● **Required action**:
Leaving out any pictures, print the entries that follow exactly as they stand.
** Dataset records follows **
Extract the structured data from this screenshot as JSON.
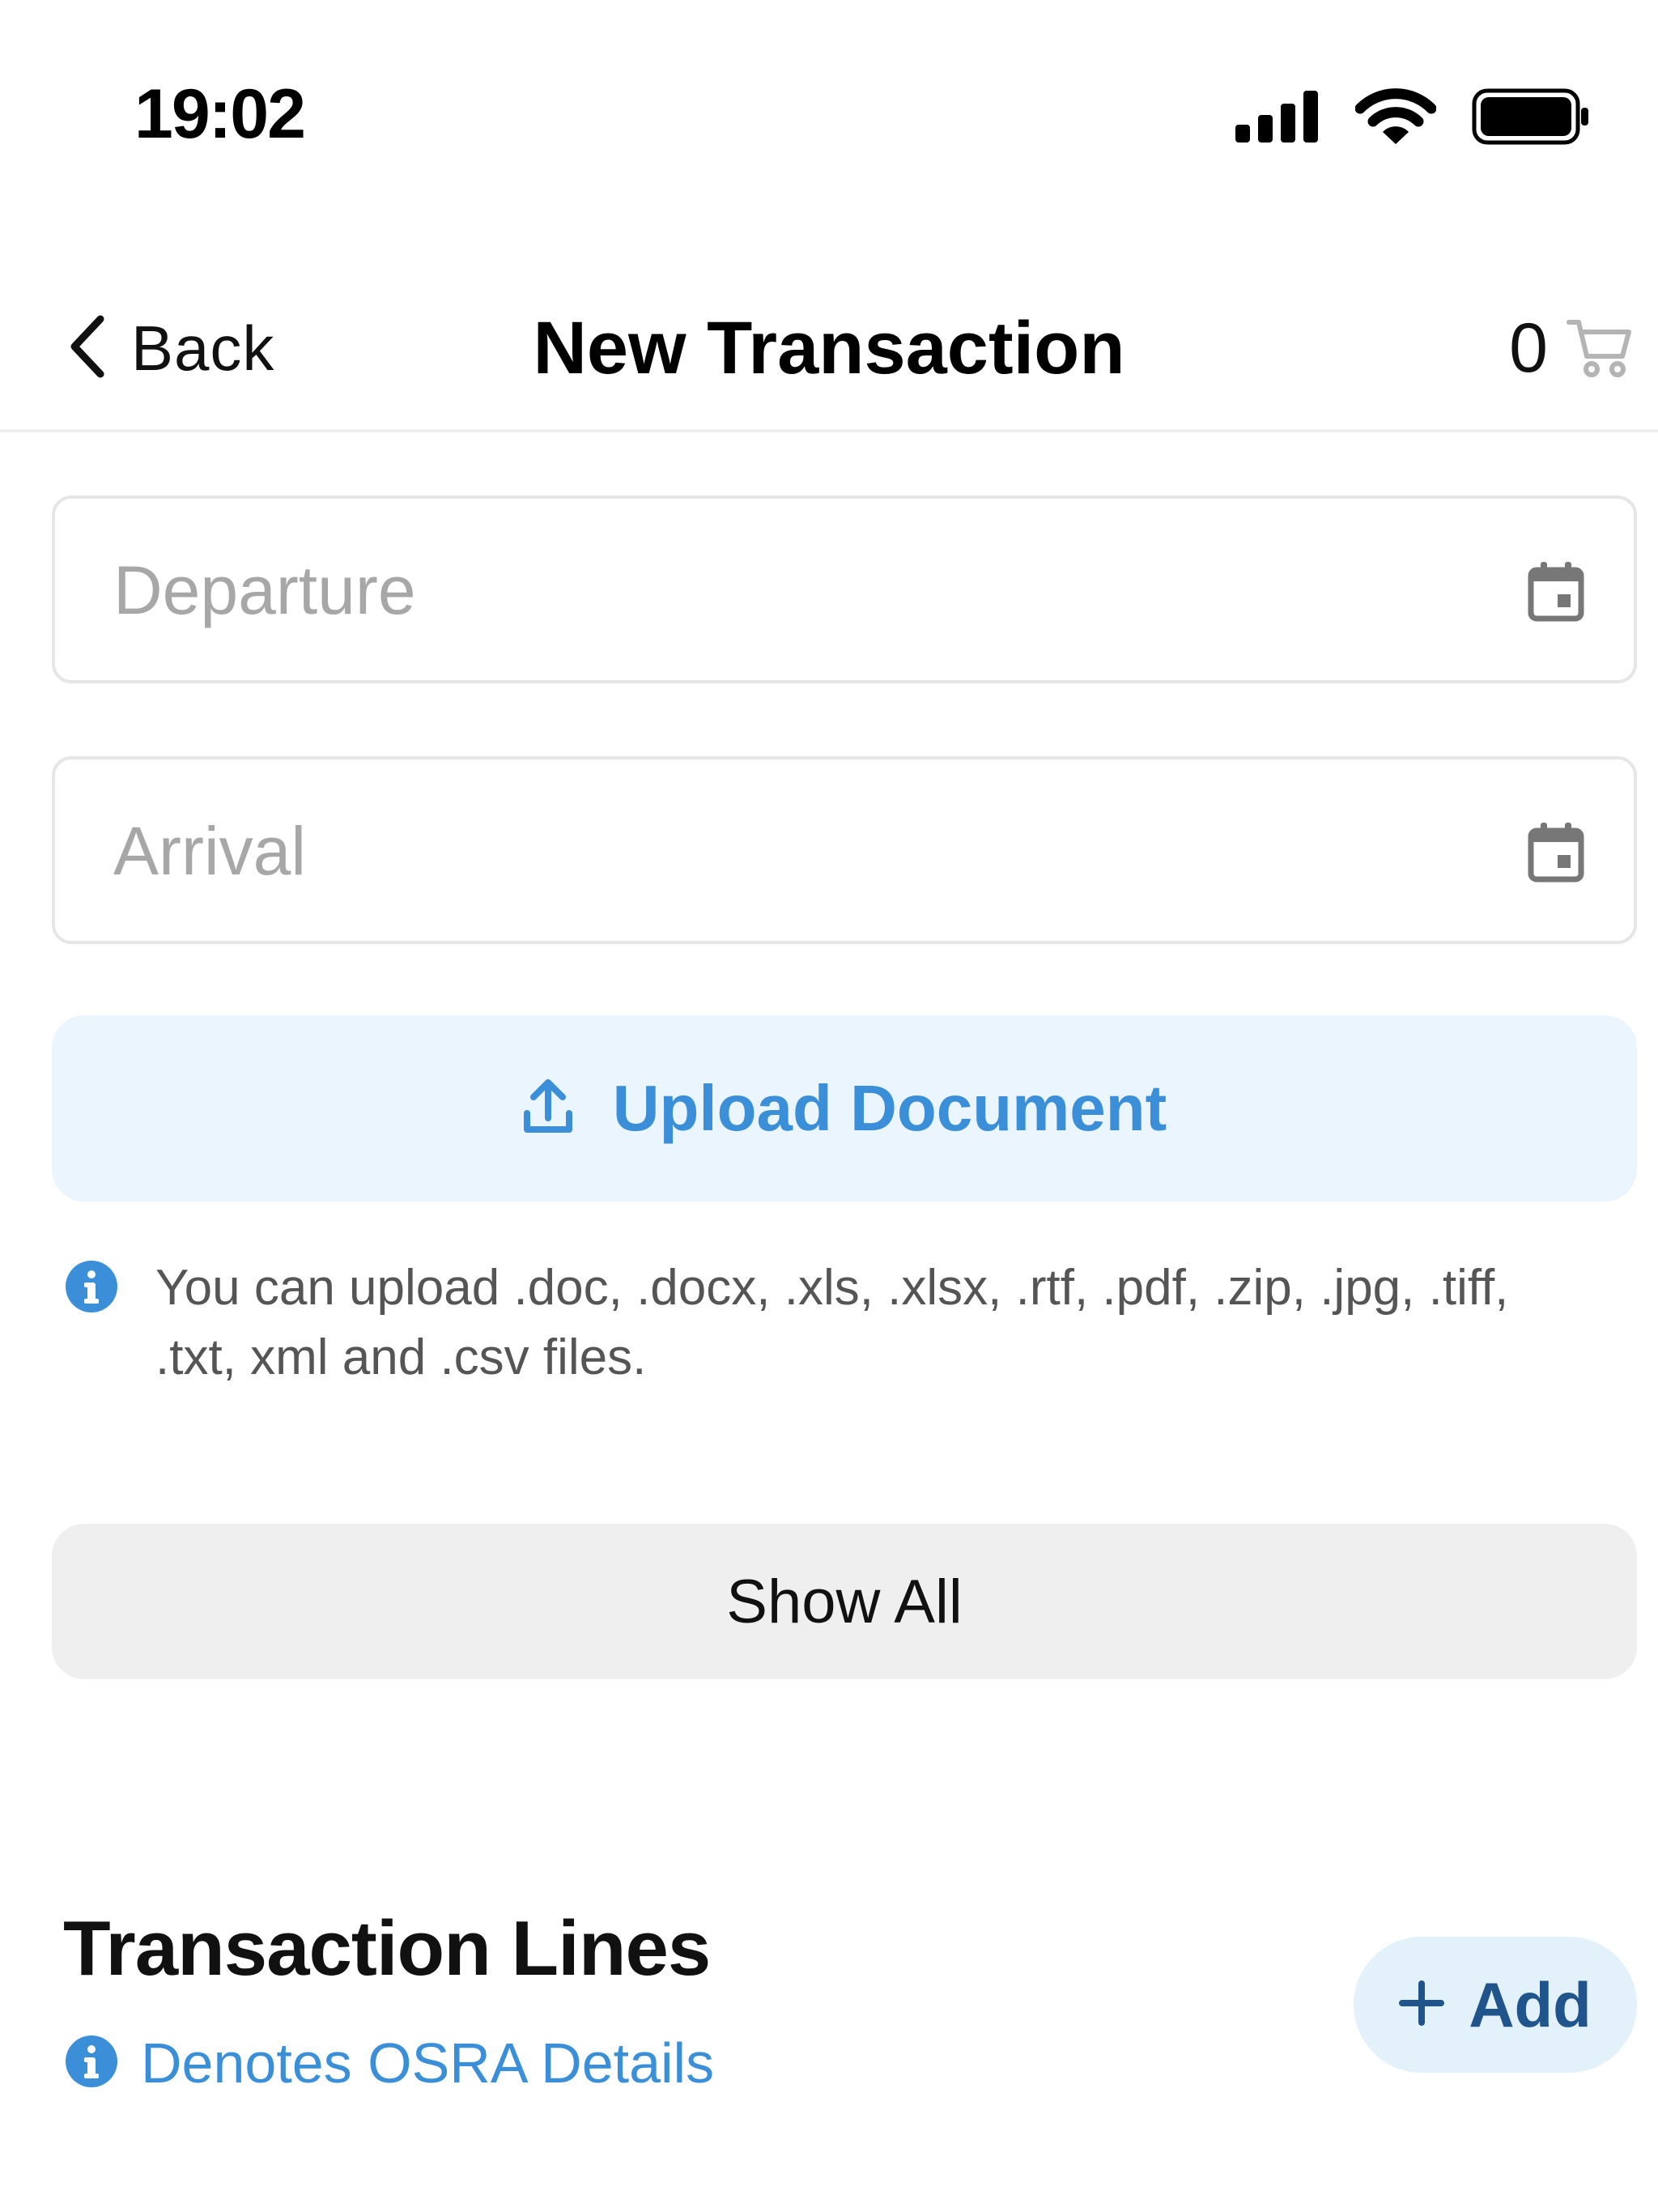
{
  "status_bar": {
    "time": "19:02",
    "icons": [
      "cellular-signal-icon",
      "wifi-icon",
      "battery-icon"
    ]
  },
  "nav": {
    "back_label": "Back",
    "title": "New Transaction",
    "cart_count": "0",
    "cart_icon": "cart-icon"
  },
  "form": {
    "departure": {
      "placeholder": "Departure",
      "value": "",
      "icon": "calendar-icon"
    },
    "arrival": {
      "placeholder": "Arrival",
      "value": "",
      "icon": "calendar-icon"
    }
  },
  "upload": {
    "label": "Upload Document",
    "icon": "upload-icon",
    "info_icon": "info-icon",
    "info_text": "You can upload .doc, .docx, .xls, .xlsx, .rtf, .pdf, .zip, .jpg, .tiff, .txt, xml and .csv files."
  },
  "show_all": {
    "label": "Show All"
  },
  "transaction_lines": {
    "title": "Transaction Lines",
    "osra_note": "Denotes OSRA Details",
    "add_label": "Add",
    "add_icon": "plus-icon"
  },
  "colors": {
    "accent_blue": "#3a8fd8",
    "upload_bg": "#eaf5fd",
    "add_bg": "#e3f1fb",
    "add_text": "#20558c",
    "show_all_bg": "#efefef",
    "placeholder_gray": "#a7a7a7"
  }
}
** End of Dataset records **
● **Problem solution**:
Extract the structured data from this screenshot as JSON.
{
  "status_bar": {
    "time": "19:02",
    "icons": [
      "cellular-signal-icon",
      "wifi-icon",
      "battery-icon"
    ]
  },
  "nav": {
    "back_label": "Back",
    "title": "New Transaction",
    "cart_count": "0",
    "cart_icon": "cart-icon"
  },
  "form": {
    "departure": {
      "placeholder": "Departure",
      "value": "",
      "icon": "calendar-icon"
    },
    "arrival": {
      "placeholder": "Arrival",
      "value": "",
      "icon": "calendar-icon"
    }
  },
  "upload": {
    "label": "Upload Document",
    "icon": "upload-icon",
    "info_icon": "info-icon",
    "info_text": "You can upload .doc, .docx, .xls, .xlsx, .rtf, .pdf, .zip, .jpg, .tiff, .txt, xml and .csv files."
  },
  "show_all": {
    "label": "Show All"
  },
  "transaction_lines": {
    "title": "Transaction Lines",
    "osra_note": "Denotes OSRA Details",
    "add_label": "Add",
    "add_icon": "plus-icon"
  },
  "colors": {
    "accent_blue": "#3a8fd8",
    "upload_bg": "#eaf5fd",
    "add_bg": "#e3f1fb",
    "add_text": "#20558c",
    "show_all_bg": "#efefef",
    "placeholder_gray": "#a7a7a7"
  }
}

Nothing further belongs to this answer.